A substantial grant of 31 million Yen (more than 79 million HUF) has been awarded to the Medical Help Where It Is Needed Foundation (abbreviated as MedSpot) by the Association of Medical Doctors of Asia (AMDA) of Japan, through a tendering scheme from the island state’s Ministry of Foreign Affairs.

The funds will be used by the MedSpot Foundation to provide health care to internally displaced people in Ukraine – children, women and the elderly – in accordance with the call for tenders. The grant will be used to bring medicines, disposables, bandages, medical and pharmaceutical equipment to Ukraine for medical and support work on the site.

Since last autumn, the Medspot Foundation has been going out with its own ambulance to settlements in Transcarpathia, where thousands of internally displaced people have arrived since the outbreak of the Russian-Ukrainian war (the population of Uzhhorod /Ungvár/, for example, has doubled in the last more than one year). Many of the arrivals are living in refugee shelters set up in sports halls, in kindergartens or on the upper floors of schools. The health care system has not been able to keep up with the dynamic growth in the population. MedSpot’s medical team of volunteer doctors, nurses and psychologists visits refugee camps and shelters during their missions, coordinated by a Ukrainian partner co-foundation, where they provide a 24-48 hour medical and mental health care to the residents, including almost 100-150 children and adults.

Tae NAMBA, a member of AMDA’s Board of Trustees, said after arriving in Budapest that AMDA’s assessment is that grant money for the necessary medical equipment, medicines, single-use items and medical supplies will be the most effective in this situation if it reaches the people in need in the most professional and fastest way to solve their health emergency problems. AMDA was looking for a partner based on the Japanese Ministry of Foreign Affairs’ call for tenders, where one of the goals was to help Ukrainian civilians. The Japanese and Hungarian organizations participated together in this tender programme, and the sum awarded will enable MedSpot to continue providing healthcare to Ukrainian civilians in Transcarpathia.

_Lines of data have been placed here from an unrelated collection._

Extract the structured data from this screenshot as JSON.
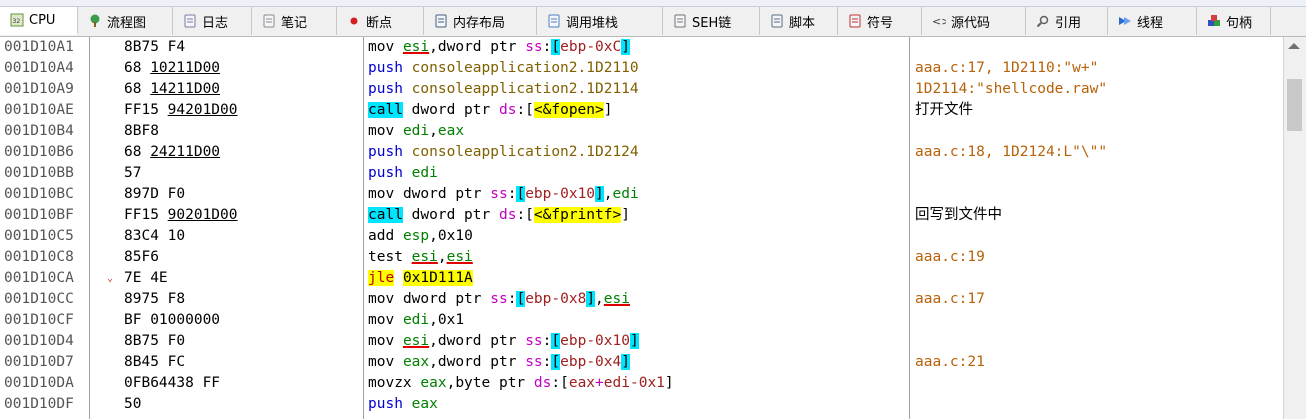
{
  "tabs": [
    {
      "label": "CPU",
      "icon": "cpu-icon",
      "active": true,
      "width": 78
    },
    {
      "label": "流程图",
      "icon": "flowchart-icon",
      "width": 95
    },
    {
      "label": "日志",
      "icon": "log-icon",
      "width": 79
    },
    {
      "label": "笔记",
      "icon": "notes-icon",
      "width": 85
    },
    {
      "label": "断点",
      "icon": "breakpoint-icon",
      "width": 87
    },
    {
      "label": "内存布局",
      "icon": "memory-map-icon",
      "width": 113
    },
    {
      "label": "调用堆栈",
      "icon": "call-stack-icon",
      "width": 126
    },
    {
      "label": "SEH链",
      "icon": "seh-chain-icon",
      "width": 97
    },
    {
      "label": "脚本",
      "icon": "script-icon",
      "width": 78
    },
    {
      "label": "符号",
      "icon": "symbols-icon",
      "width": 84
    },
    {
      "label": "源代码",
      "icon": "source-icon",
      "width": 104
    },
    {
      "label": "引用",
      "icon": "references-icon",
      "width": 82
    },
    {
      "label": "线程",
      "icon": "threads-icon",
      "width": 89
    },
    {
      "label": "句柄",
      "icon": "handles-icon",
      "width": 74
    }
  ],
  "rows": [
    {
      "addr": "001D10A1",
      "bytes": "8B75 F4",
      "ins": "mov",
      "ops": "esi,dword ptr ss:[ebp-0xC]",
      "comment": ""
    },
    {
      "addr": "001D10A4",
      "bytes": "68 10211D00",
      "ins": "push",
      "ops": "consoleapplication2.1D2110",
      "comment": "aaa.c:17, 1D2110:\"w+\""
    },
    {
      "addr": "001D10A9",
      "bytes": "68 14211D00",
      "ins": "push",
      "ops": "consoleapplication2.1D2114",
      "comment": "1D2114:\"shellcode.raw\""
    },
    {
      "addr": "001D10AE",
      "bytes": "FF15 94201D00",
      "ins": "call",
      "ops": "dword ptr ds:[<&fopen>]",
      "comment": "打开文件"
    },
    {
      "addr": "001D10B4",
      "bytes": "8BF8",
      "ins": "mov",
      "ops": "edi,eax",
      "comment": ""
    },
    {
      "addr": "001D10B6",
      "bytes": "68 24211D00",
      "ins": "push",
      "ops": "consoleapplication2.1D2124",
      "comment": "aaa.c:18, 1D2124:L\"\\\"\""
    },
    {
      "addr": "001D10BB",
      "bytes": "57",
      "ins": "push",
      "ops": "edi",
      "comment": ""
    },
    {
      "addr": "001D10BC",
      "bytes": "897D F0",
      "ins": "mov",
      "ops": "dword ptr ss:[ebp-0x10],edi",
      "comment": ""
    },
    {
      "addr": "001D10BF",
      "bytes": "FF15 90201D00",
      "ins": "call",
      "ops": "dword ptr ds:[<&fprintf>]",
      "comment": "回写到文件中"
    },
    {
      "addr": "001D10C5",
      "bytes": "83C4 10",
      "ins": "add",
      "ops": "esp,0x10",
      "comment": ""
    },
    {
      "addr": "001D10C8",
      "bytes": "85F6",
      "ins": "test",
      "ops": "esi,esi",
      "comment": "aaa.c:19"
    },
    {
      "addr": "001D10CA",
      "bytes": "7E 4E",
      "ins": "jle",
      "ops": "0x1D111A",
      "comment": ""
    },
    {
      "addr": "001D10CC",
      "bytes": "8975 F8",
      "ins": "mov",
      "ops": "dword ptr ss:[ebp-0x8],esi",
      "comment": "aaa.c:17"
    },
    {
      "addr": "001D10CF",
      "bytes": "BF 01000000",
      "ins": "mov",
      "ops": "edi,0x1",
      "comment": ""
    },
    {
      "addr": "001D10D4",
      "bytes": "8B75 F0",
      "ins": "mov",
      "ops": "esi,dword ptr ss:[ebp-0x10]",
      "comment": ""
    },
    {
      "addr": "001D10D7",
      "bytes": "8B45 FC",
      "ins": "mov",
      "ops": "eax,dword ptr ss:[ebp-0x4]",
      "comment": "aaa.c:21"
    },
    {
      "addr": "001D10DA",
      "bytes": "0FB64438 FF",
      "ins": "movzx",
      "ops": "eax,byte ptr ds:[eax+edi-0x1]",
      "comment": ""
    },
    {
      "addr": "001D10DF",
      "bytes": "50",
      "ins": "push",
      "ops": "eax",
      "comment": ""
    }
  ]
}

Dr András Spányik, head of MedSpot’s medical team, described the foundation’s relationship with the Japanese Health Mission as an extremely strong and supportive collaboration. As he emphasized: a few days after the outbreak of the Russian-Ukrainian war, MedSpot’s medical team was already providing medical and mental health care to refugees at the refugee centre near the border in Beregsurány, and shortly afterwards a colleague with medical degree from AMDA arrived, with whom we had the opportunity to work together in refugee care for months.

The AMDA (Association of Medical Doctors of Asia) Japan Health Mission was founded in 1984 by Dr Shigeru Suganami: they are involved in emergency relief and community development worldwide. Their philosophy, ‘sogo-fujo’, is rooted in traditional Japanese community life, and in this spirit they consider humanitarian aid as a kind of circularity. AMDA has conducted 245 emergency relief missions in 60 countries and areas since its inception. Additionally, AMDA has been granted UN ECOSOC (Economic and Social Council of the United Nations) General Consultative Status.

/Press release of MedSpot Foundation, 15.05.2023/